Let us know the year, mileage and problem you’re having as well as any trouble (OBD) codes you’ve found. If you’ve been given a quote or paid for a repair, we’d like to hear about that too!

Leave a Comment

Pam Murphy

2017 less than 60000 milles.shifts hard.not all the time?


04 santa fe with 175k (give or take a few miles), 3.5 l engine, need some troubleshooting help.
At 20 miles an hour it kicks or jars and feels like it is slipping into neutral then after letting off the gas for a second will then drive normally. This only happens at 20 mph every few days. I get no codes from it at all. I have taken it to a transmission shop and they can’t reproduce the problem. It doesn’t happen for them. even though the mechanic said it’s most likely the solenoid for the 2nd to 3rd gear and told me it would be better to replace the tranny not try to repair it. stating my tranny is one of the unserviceable types. another mechanic states it is serviceable. I called dealer to get info from them on what type of transmission i have they only will tell me the cost for replacement with a rebuilt tranny. so i am asking for help figuring this out with the kick/jerk/jar at 20 mph is that the solenoid ?? or more internal? what transmission would i actually have ??

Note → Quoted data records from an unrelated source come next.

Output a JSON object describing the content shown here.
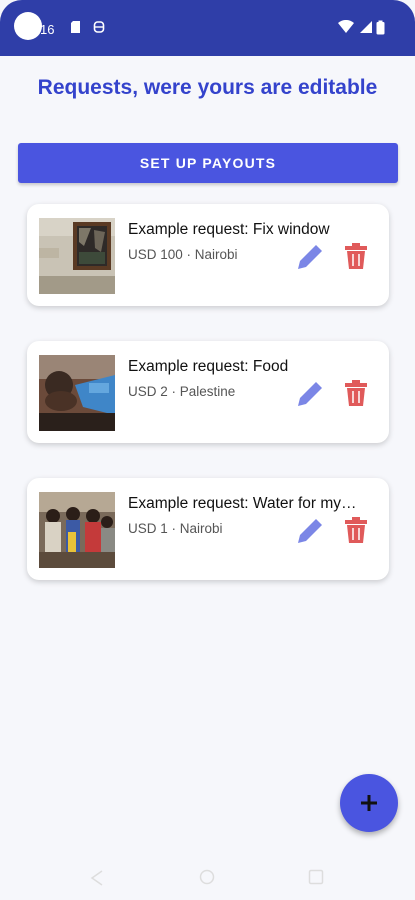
{
  "status_bar": {
    "time": "16"
  },
  "title": "Requests, were yours are editable",
  "payout_button": "SET UP PAYOUTS",
  "requests": [
    {
      "title": "Example request: Fix window",
      "subtitle": "USD 100 · Nairobi",
      "image": "broken-window-photo"
    },
    {
      "title": "Example request: Food",
      "subtitle": "USD 2 · Palestine",
      "image": "children-photo"
    },
    {
      "title": "Example request: Water for my…",
      "subtitle": "USD 1 · Nairobi",
      "image": "children-group-photo"
    }
  ],
  "colors": {
    "accent": "#4a55e0",
    "title": "#3443cc",
    "edit": "#7b86e6",
    "delete": "#e05a5a",
    "status_bar": "#2f3ea8"
  },
  "icons": {
    "add": "plus-icon",
    "edit": "pencil-icon",
    "delete": "trash-icon"
  }
}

Greg Keenan

2012 2.2 diesel CRDi auto. Drives well everything working properly except no 4WD. No nasty noises. Drive shaft can be turned freely. If front right wheel is jacked off the ground it can be spun without the driveshaft moving. I’d appreciate opinions about what’s wrong and what to do. Likely costs?


is it worth it to spend 2000.00 on a 2002 model this model being santa fe hyundia all wheel drive for a transmission , the frame and motor runs well frame in good shape that is my question ? what would you suggest ?


I had a 50K mile used transmission installed in my ’05 Hyundai Santa Fe. It shifts hard from reverse to Drive intermittently, but runs very smoothly thru gears when driving. I was told at the repair shop, being it was completely drained to ship, it needs time to get well lubricated and will smooth out. Sound normal after 1st day?